NARIC’s Research In Focus series highlights new and interesting findings from NIDILRR-funded studies, presented in lay language summaries. The series covers a wide array of topics, and aims to present peer-reviewed research in readable formats, so our readers can learn about issues that affect them every day. The Research in Brief companion series breaks down some of the concepts readers might come across when exploring research in disability and rehabilitation. This issue introduces the concepts of correlation and causation.
One of the central rules of research is that correlation does not equal causation. But what does this mean? Let’s look at a simple example.
Let’s say you’re a scientist who is looking at the rates of sunburn in a group of people. You discover that people who reported having sunburn had also had ice cream recently. From this you conclude that eating ice cream increases your chance of getting sunburn.
Is this conclusion correct? Well, the numbers may point to a relationship between eating ice cream and getting sunburn that doesn’t automatically translate to one thing leading to another. A correlation is when there is a relationship between two variables, in this case, ice cream and sunburn. But causation is defined as when one thing causes another; it requires substantial proof and in scientific studies is rarely found.
Most authors of research papers will state their results using correlations, such as most likely to or is associated with to show that there is a relationship between two variables. The truth is that there could be many other variables contributing to the relationship that we just don’t see. Therefore, to make a judgment that A causes B would be incorrect without proof that no other variables could be in play.
Going back to our earlier example. Can you think of something else that may contribute to both increased ice cream consumption and sunburn?
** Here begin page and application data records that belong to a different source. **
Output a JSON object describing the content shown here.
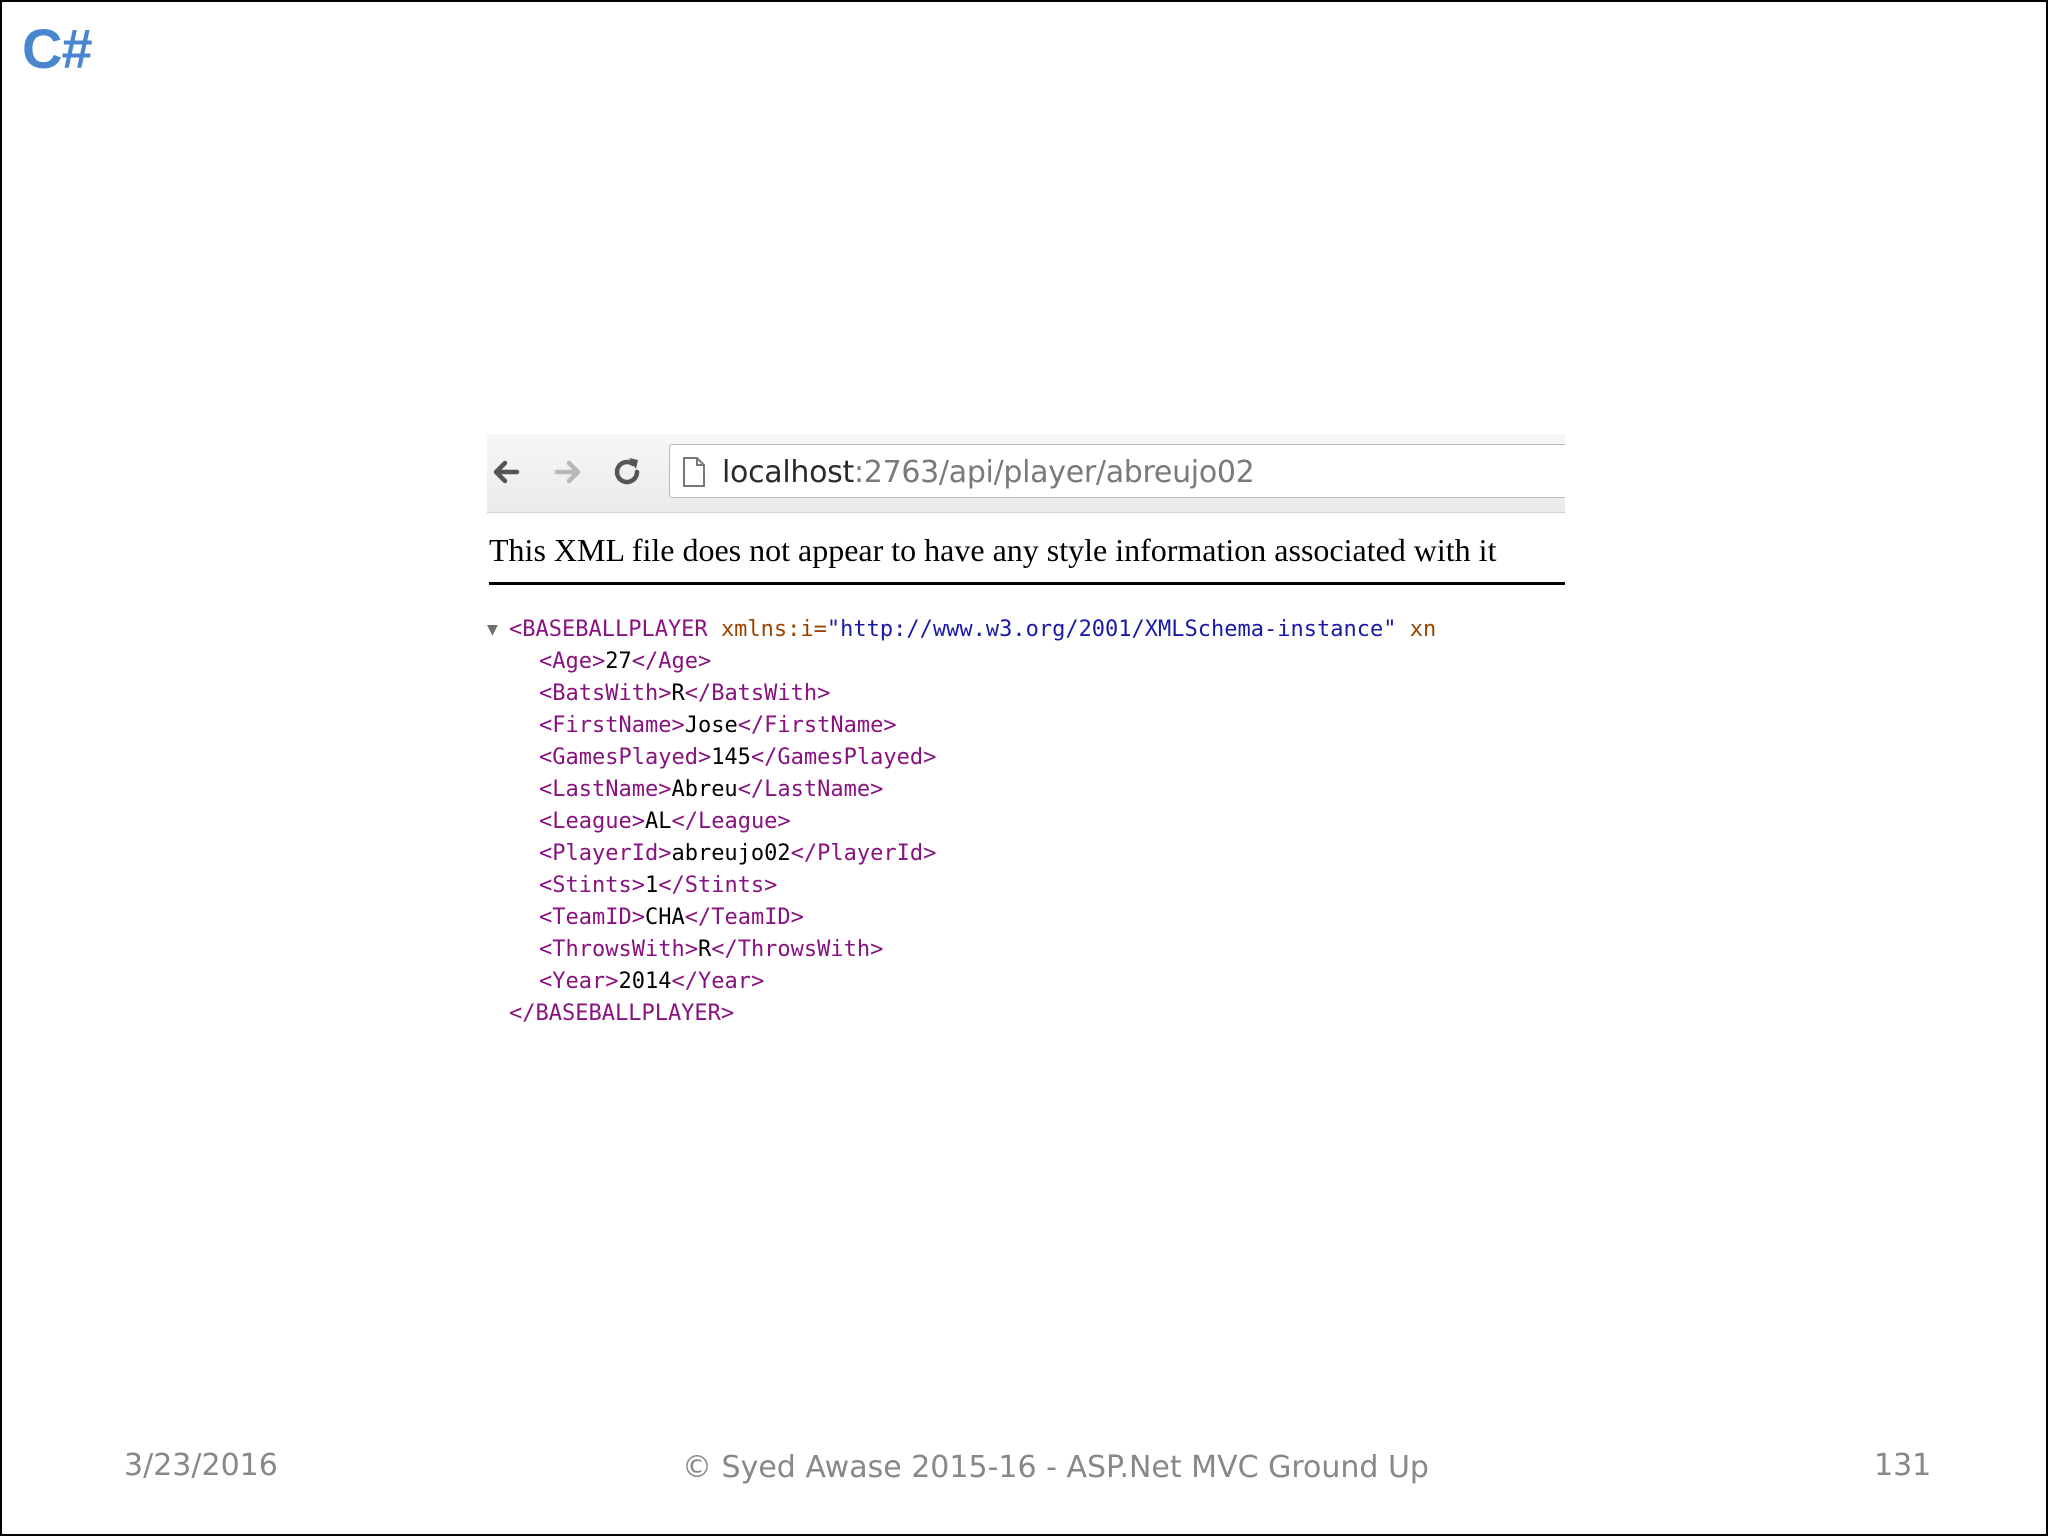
{
  "slide": {
    "brand": "C#",
    "footer": {
      "date": "3/23/2016",
      "copyright": "© Syed Awase 2015-16 - ASP.Net MVC Ground Up",
      "page_number": "131"
    }
  },
  "browser": {
    "nav_icons": [
      "back-arrow",
      "forward-arrow",
      "reload"
    ],
    "address": {
      "host": "localhost",
      "rest": ":2763/api/player/abreujo02"
    },
    "notice": "This XML file does not appear to have any style information associated with it"
  },
  "xml": {
    "root_open": {
      "toggle": "▼",
      "tag_open": "<BASEBALLPLAYER",
      "attr_name": "xmlns:i",
      "attr_eq": "=",
      "attr_value": "\"http://www.w3.org/2001/XMLSchema-instance\"",
      "attr_next": "xn"
    },
    "children": [
      {
        "open": "<Age>",
        "value": "27",
        "close": "</Age>"
      },
      {
        "open": "<BatsWith>",
        "value": "R",
        "close": "</BatsWith>"
      },
      {
        "open": "<FirstName>",
        "value": "Jose",
        "close": "</FirstName>"
      },
      {
        "open": "<GamesPlayed>",
        "value": "145",
        "close": "</GamesPlayed>"
      },
      {
        "open": "<LastName>",
        "value": "Abreu",
        "close": "</LastName>"
      },
      {
        "open": "<League>",
        "value": "AL",
        "close": "</League>"
      },
      {
        "open": "<PlayerId>",
        "value": "abreujo02",
        "close": "</PlayerId>"
      },
      {
        "open": "<Stints>",
        "value": "1",
        "close": "</Stints>"
      },
      {
        "open": "<TeamID>",
        "value": "CHA",
        "close": "</TeamID>"
      },
      {
        "open": "<ThrowsWith>",
        "value": "R",
        "close": "</ThrowsWith>"
      },
      {
        "open": "<Year>",
        "value": "2014",
        "close": "</Year>"
      }
    ],
    "root_close": "</BASEBALLPLAYER>"
  },
  "colors": {
    "brand": "#4a86d0",
    "xml_tag": "#881280",
    "xml_attr": "#994500",
    "xml_attr_value": "#1a1aa6",
    "footer_text": "#888888"
  }
}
How about sunny weather? Unless specifically checking for the variable sunny weather, scientists may not be aware of the effect sunny weather has on both sunburns and ice cream consumption. Therefore, a claim that eating ice cream causes sunburn would be incorrect and missing a crucial piece of information that would truly explain the relationship.
Let’s look at an example where scientists have unequivocally said: A causes B. In this case, you may have even seen it yourself at the convenience store. A package of cigarettes may come with the message, smoking causes cancer, printed clearly on the box.
In order to come to this conclusion, scientists in the 1950’s recruited hundreds of thousands of people and took note of their smoking habits and their cause of death over a span of many years. These studies were repeated continuously until over a million people were recruited. The results consistently showed that people who smoked were more likely to die of cancer. Finally, in 1964, the surgeon general wrote a report with the conclusion that smoking was a serious health issue that the United States had to address and counteract. The history of research into lung cancer and smoking is a good example of rigorous, repeated research leading to public health policies that can save lives.
A robust scientific article will be careful to note that their findings are correlations between variables and not necessarily a direct causal relationship. Even studies that test a treatment or an intervention will describe the results carefully until they have run many trials with successful results. You can look to the discussion section of the paper to find what researchers think may be the cause of certain relationships or potential factors that may have led to their results. They may also identify areas for future research, which may help find causal evidence. Any study that states that one variable causes another without an abundance of evidence should be looked at warily.
NARIC’s Research In Focus series explores many studies that examine links between disability and full participation in the community. Here are a few examples:
Hafsa Abdirahman MPH is a public health scientist and freelance medical writer and editor. She believes that access to evidence-based, quality health information can save lives and she’s worked throughout her career to put this belief into practice.